## ABOUT THIS EXERCISE
You are asked to copy the entire listing exactly, apart from its pictures.
══ DATA PROVIDED
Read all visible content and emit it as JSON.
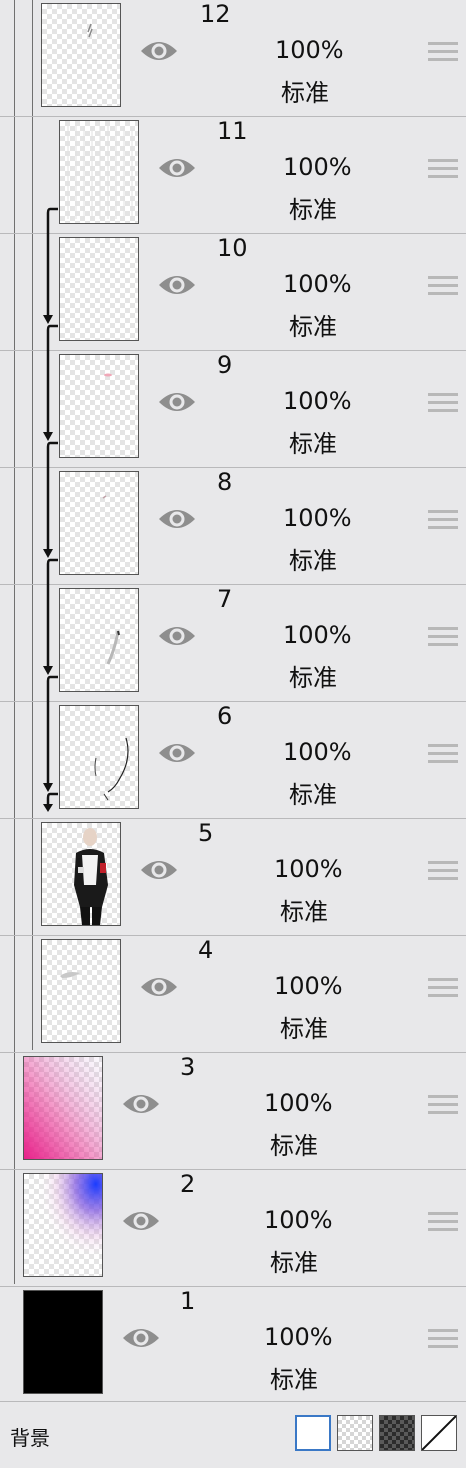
{
  "layers": [
    {
      "number": "12",
      "opacity": "100%",
      "blend_mode": "标准",
      "visible": true,
      "thumbnail": "faint-sketch"
    },
    {
      "number": "11",
      "opacity": "100%",
      "blend_mode": "标准",
      "visible": true,
      "thumbnail": "faint-hatch",
      "clipped": true
    },
    {
      "number": "10",
      "opacity": "100%",
      "blend_mode": "标准",
      "visible": true,
      "thumbnail": "empty",
      "clipped": true
    },
    {
      "number": "9",
      "opacity": "100%",
      "blend_mode": "标准",
      "visible": true,
      "thumbnail": "pink-dot",
      "clipped": true
    },
    {
      "number": "8",
      "opacity": "100%",
      "blend_mode": "标准",
      "visible": true,
      "thumbnail": "tiny-mark",
      "clipped": true
    },
    {
      "number": "7",
      "opacity": "100%",
      "blend_mode": "标准",
      "visible": true,
      "thumbnail": "grey-stroke",
      "clipped": true
    },
    {
      "number": "6",
      "opacity": "100%",
      "blend_mode": "标准",
      "visible": true,
      "thumbnail": "line-art",
      "clipped": true
    },
    {
      "number": "5",
      "opacity": "100%",
      "blend_mode": "标准",
      "visible": true,
      "thumbnail": "character-figure"
    },
    {
      "number": "4",
      "opacity": "100%",
      "blend_mode": "标准",
      "visible": true,
      "thumbnail": "grey-smudge"
    },
    {
      "number": "3",
      "opacity": "100%",
      "blend_mode": "标准",
      "visible": true,
      "thumbnail": "pink-gradient"
    },
    {
      "number": "2",
      "opacity": "100%",
      "blend_mode": "标准",
      "visible": true,
      "thumbnail": "blue-glow"
    },
    {
      "number": "1",
      "opacity": "100%",
      "blend_mode": "标准",
      "visible": true,
      "thumbnail": "black-fill"
    }
  ],
  "icons": {
    "visibility": "eye-icon",
    "drag": "drag-handle-icon",
    "clip": "clipping-arrow-icon"
  },
  "colors": {
    "panel_bg": "#e8e8ea",
    "eye": "#8e8e8e",
    "selected_outline": "#3a78c6",
    "pink": "#e8218a",
    "blue": "#1a3cff"
  },
  "footer": {
    "label": "背景",
    "options": [
      "white",
      "light-checker",
      "dark-checker",
      "none"
    ],
    "selected": "white"
  }
}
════
## SOLUTION
Read all visible content and emit it as JSON.
{
  "layers": [
    {
      "number": "12",
      "opacity": "100%",
      "blend_mode": "标准",
      "visible": true,
      "thumbnail": "faint-sketch"
    },
    {
      "number": "11",
      "opacity": "100%",
      "blend_mode": "标准",
      "visible": true,
      "thumbnail": "faint-hatch",
      "clipped": true
    },
    {
      "number": "10",
      "opacity": "100%",
      "blend_mode": "标准",
      "visible": true,
      "thumbnail": "empty",
      "clipped": true
    },
    {
      "number": "9",
      "opacity": "100%",
      "blend_mode": "标准",
      "visible": true,
      "thumbnail": "pink-dot",
      "clipped": true
    },
    {
      "number": "8",
      "opacity": "100%",
      "blend_mode": "标准",
      "visible": true,
      "thumbnail": "tiny-mark",
      "clipped": true
    },
    {
      "number": "7",
      "opacity": "100%",
      "blend_mode": "标准",
      "visible": true,
      "thumbnail": "grey-stroke",
      "clipped": true
    },
    {
      "number": "6",
      "opacity": "100%",
      "blend_mode": "标准",
      "visible": true,
      "thumbnail": "line-art",
      "clipped": true
    },
    {
      "number": "5",
      "opacity": "100%",
      "blend_mode": "标准",
      "visible": true,
      "thumbnail": "character-figure"
    },
    {
      "number": "4",
      "opacity": "100%",
      "blend_mode": "标准",
      "visible": true,
      "thumbnail": "grey-smudge"
    },
    {
      "number": "3",
      "opacity": "100%",
      "blend_mode": "标准",
      "visible": true,
      "thumbnail": "pink-gradient"
    },
    {
      "number": "2",
      "opacity": "100%",
      "blend_mode": "标准",
      "visible": true,
      "thumbnail": "blue-glow"
    },
    {
      "number": "1",
      "opacity": "100%",
      "blend_mode": "标准",
      "visible": true,
      "thumbnail": "black-fill"
    }
  ],
  "icons": {
    "visibility": "eye-icon",
    "drag": "drag-handle-icon",
    "clip": "clipping-arrow-icon"
  },
  "colors": {
    "panel_bg": "#e8e8ea",
    "eye": "#8e8e8e",
    "selected_outline": "#3a78c6",
    "pink": "#e8218a",
    "blue": "#1a3cff"
  },
  "footer": {
    "label": "背景",
    "options": [
      "white",
      "light-checker",
      "dark-checker",
      "none"
    ],
    "selected": "white"
  }
}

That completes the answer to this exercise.